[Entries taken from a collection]
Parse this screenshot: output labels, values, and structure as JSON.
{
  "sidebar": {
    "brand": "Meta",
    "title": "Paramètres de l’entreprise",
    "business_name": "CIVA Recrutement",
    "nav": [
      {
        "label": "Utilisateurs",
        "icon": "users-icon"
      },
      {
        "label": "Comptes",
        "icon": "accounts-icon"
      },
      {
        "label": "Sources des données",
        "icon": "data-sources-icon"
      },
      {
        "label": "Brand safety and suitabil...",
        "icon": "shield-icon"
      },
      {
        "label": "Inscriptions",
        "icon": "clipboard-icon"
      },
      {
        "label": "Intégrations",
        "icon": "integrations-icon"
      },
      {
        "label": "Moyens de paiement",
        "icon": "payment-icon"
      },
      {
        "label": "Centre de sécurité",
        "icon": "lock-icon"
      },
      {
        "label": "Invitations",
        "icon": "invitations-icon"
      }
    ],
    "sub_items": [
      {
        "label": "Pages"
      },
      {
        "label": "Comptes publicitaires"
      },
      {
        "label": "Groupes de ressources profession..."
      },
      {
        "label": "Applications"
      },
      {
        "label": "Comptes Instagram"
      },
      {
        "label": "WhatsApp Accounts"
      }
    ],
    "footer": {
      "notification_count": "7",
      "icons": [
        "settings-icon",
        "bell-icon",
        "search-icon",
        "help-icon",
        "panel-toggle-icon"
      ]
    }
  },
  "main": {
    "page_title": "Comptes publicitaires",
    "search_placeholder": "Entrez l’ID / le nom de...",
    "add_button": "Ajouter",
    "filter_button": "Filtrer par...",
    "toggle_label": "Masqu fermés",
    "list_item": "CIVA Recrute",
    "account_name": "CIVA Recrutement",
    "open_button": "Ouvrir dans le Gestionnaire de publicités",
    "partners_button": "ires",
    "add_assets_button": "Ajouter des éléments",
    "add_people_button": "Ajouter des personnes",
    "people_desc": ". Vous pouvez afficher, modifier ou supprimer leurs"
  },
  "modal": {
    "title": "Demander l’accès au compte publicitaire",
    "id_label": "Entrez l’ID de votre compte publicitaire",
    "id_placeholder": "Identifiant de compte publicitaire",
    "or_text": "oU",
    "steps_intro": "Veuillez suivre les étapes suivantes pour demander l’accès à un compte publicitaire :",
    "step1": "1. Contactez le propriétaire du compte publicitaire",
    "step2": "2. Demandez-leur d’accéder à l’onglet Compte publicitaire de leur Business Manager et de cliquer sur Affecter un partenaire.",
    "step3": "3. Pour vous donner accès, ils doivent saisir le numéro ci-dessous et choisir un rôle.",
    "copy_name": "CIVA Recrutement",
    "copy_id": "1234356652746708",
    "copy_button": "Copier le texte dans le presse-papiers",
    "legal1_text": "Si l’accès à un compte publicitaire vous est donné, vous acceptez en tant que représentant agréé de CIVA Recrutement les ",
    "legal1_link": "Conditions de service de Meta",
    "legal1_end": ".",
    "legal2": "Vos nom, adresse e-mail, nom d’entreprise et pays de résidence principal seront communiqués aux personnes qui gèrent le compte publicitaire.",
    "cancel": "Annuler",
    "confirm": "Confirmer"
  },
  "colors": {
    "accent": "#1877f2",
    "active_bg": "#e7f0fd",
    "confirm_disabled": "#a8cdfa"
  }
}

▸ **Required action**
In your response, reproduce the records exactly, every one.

▸ **Solution to this problem**
Parse this screenshot: output labels, values, and structure as JSON.
{
  "sidebar": {
    "brand": "Meta",
    "title": "Paramètres de l’entreprise",
    "business_name": "CIVA Recrutement",
    "nav": [
      {
        "label": "Utilisateurs",
        "icon": "users-icon"
      },
      {
        "label": "Comptes",
        "icon": "accounts-icon"
      },
      {
        "label": "Sources des données",
        "icon": "data-sources-icon"
      },
      {
        "label": "Brand safety and suitabil...",
        "icon": "shield-icon"
      },
      {
        "label": "Inscriptions",
        "icon": "clipboard-icon"
      },
      {
        "label": "Intégrations",
        "icon": "integrations-icon"
      },
      {
        "label": "Moyens de paiement",
        "icon": "payment-icon"
      },
      {
        "label": "Centre de sécurité",
        "icon": "lock-icon"
      },
      {
        "label": "Invitations",
        "icon": "invitations-icon"
      }
    ],
    "sub_items": [
      {
        "label": "Pages"
      },
      {
        "label": "Comptes publicitaires"
      },
      {
        "label": "Groupes de ressources profession..."
      },
      {
        "label": "Applications"
      },
      {
        "label": "Comptes Instagram"
      },
      {
        "label": "WhatsApp Accounts"
      }
    ],
    "footer": {
      "notification_count": "7",
      "icons": [
        "settings-icon",
        "bell-icon",
        "search-icon",
        "help-icon",
        "panel-toggle-icon"
      ]
    }
  },
  "main": {
    "page_title": "Comptes publicitaires",
    "search_placeholder": "Entrez l’ID / le nom de...",
    "add_button": "Ajouter",
    "filter_button": "Filtrer par...",
    "toggle_label": "Masqu fermés",
    "list_item": "CIVA Recrute",
    "account_name": "CIVA Recrutement",
    "open_button": "Ouvrir dans le Gestionnaire de publicités",
    "partners_button": "ires",
    "add_assets_button": "Ajouter des éléments",
    "add_people_button": "Ajouter des personnes",
    "people_desc": ". Vous pouvez afficher, modifier ou supprimer leurs"
  },
  "modal": {
    "title": "Demander l’accès au compte publicitaire",
    "id_label": "Entrez l’ID de votre compte publicitaire",
    "id_placeholder": "Identifiant de compte publicitaire",
    "or_text": "oU",
    "steps_intro": "Veuillez suivre les étapes suivantes pour demander l’accès à un compte publicitaire :",
    "step1": "1. Contactez le propriétaire du compte publicitaire",
    "step2": "2. Demandez-leur d’accéder à l’onglet Compte publicitaire de leur Business Manager et de cliquer sur Affecter un partenaire.",
    "step3": "3. Pour vous donner accès, ils doivent saisir le numéro ci-dessous et choisir un rôle.",
    "copy_name": "CIVA Recrutement",
    "copy_id": "1234356652746708",
    "copy_button": "Copier le texte dans le presse-papiers",
    "legal1_text": "Si l’accès à un compte publicitaire vous est donné, vous acceptez en tant que représentant agréé de CIVA Recrutement les ",
    "legal1_link": "Conditions de service de Meta",
    "legal1_end": ".",
    "legal2": "Vos nom, adresse e-mail, nom d’entreprise et pays de résidence principal seront communiqués aux personnes qui gèrent le compte publicitaire.",
    "cancel": "Annuler",
    "confirm": "Confirmer"
  },
  "colors": {
    "accent": "#1877f2",
    "active_bg": "#e7f0fd",
    "confirm_disabled": "#a8cdfa"
  }
}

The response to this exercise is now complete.